Life history, breeding and rearing of the silk-poducing
Johanna Reinhard & Friedrich Reinhard (BRinK)
cocoons were recently discovered to be suitable for high quality silk extraction. Should there be demand of silk production, it is utterly important to investigate methods of rearing and breeding in order to safe guard the persistance of the species. BRinK studies life history of the insect and its breeding potential for sustainable silk production.
Near real-time ultrahigh-resolution imaging from unmanned aerial vehicles for sustainable land use management and biodiversity conservation in semi-arid savanna under regional and global change (SAVMAP)
Friedrich Reinhard (Kuzikus Wildlife Reserve)
Ant- Acacia symbiosis in Southern Africa
PhD by Heather Campbell (University of Reading)
The overall aim of this project is the study of ant-Acacia interactins in a Namibian Savanna ecosystem. In this symbiotic relationship ants receive food rewards and shelter within swollen thorns, whilst the Acacia is protected from herbivore damage by aggressive ant defenses. Although ant-plant interactions are widespreas in tropical forests, they are rarely found in savanna. The exceptions to this are the African Acacia species.

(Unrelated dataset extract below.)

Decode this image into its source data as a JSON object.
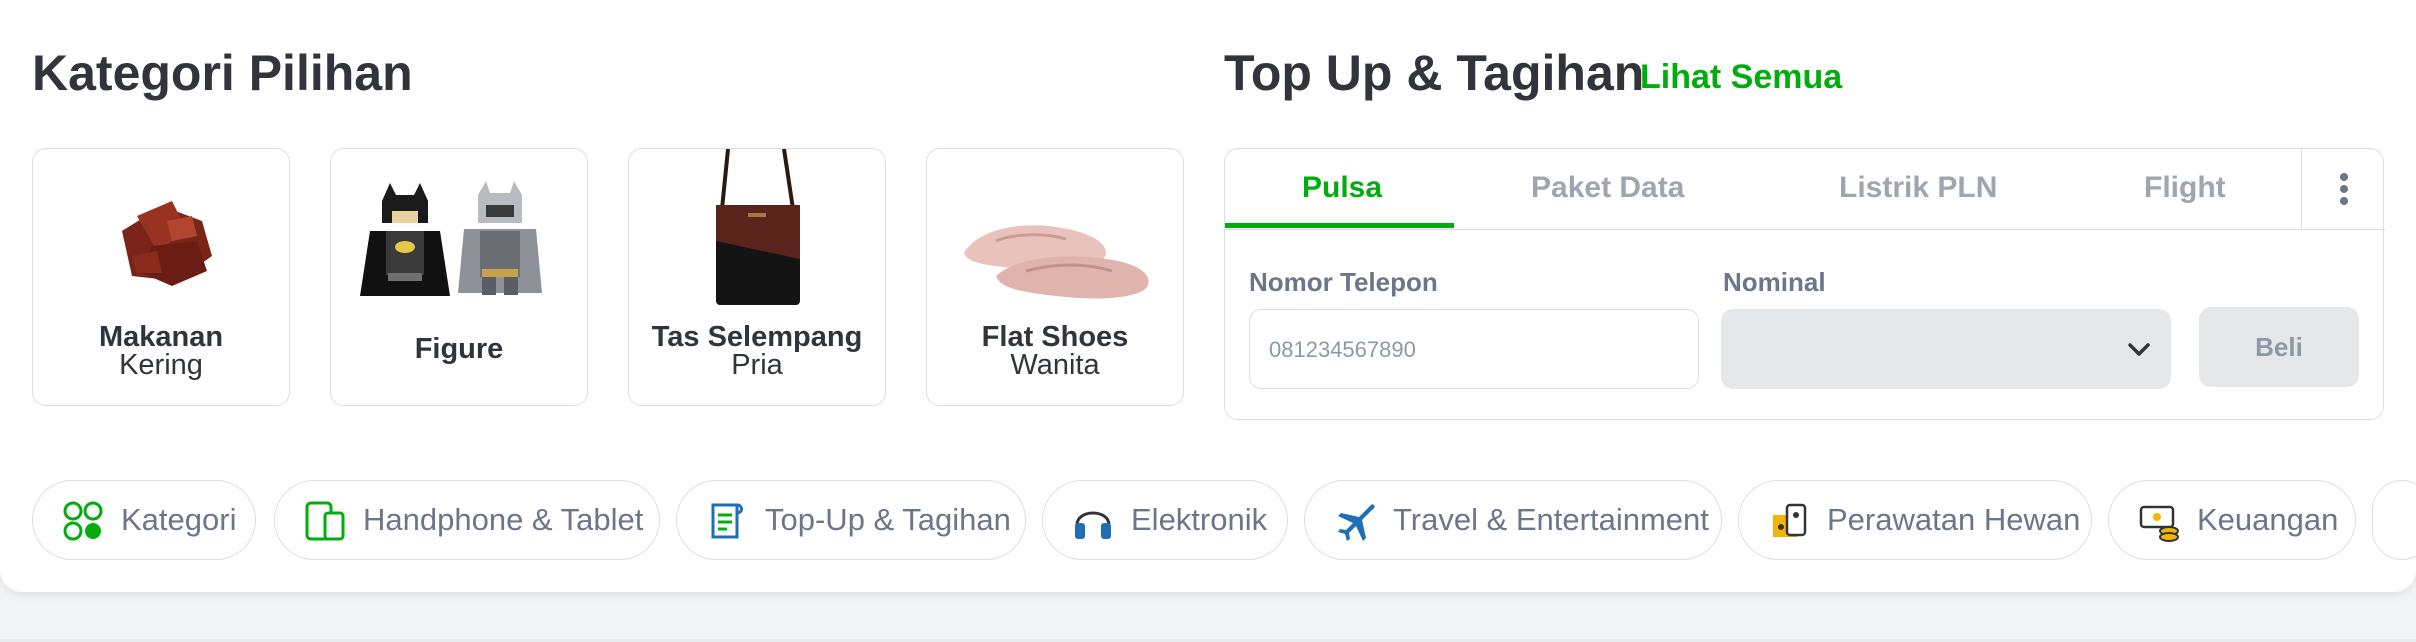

So far the only African
to have received detailed scientific attention is the
. The bulk of this information had been recorded at one field site in Laikipia, Kenya. The overall aim of conducting research at Kuzikus is to study ant-
interactions at a new location and on novel
. Thorn-dwelling ants provide antiherbivore defence for camelthorn trees,
, in Namibia. African Journal of Ecology.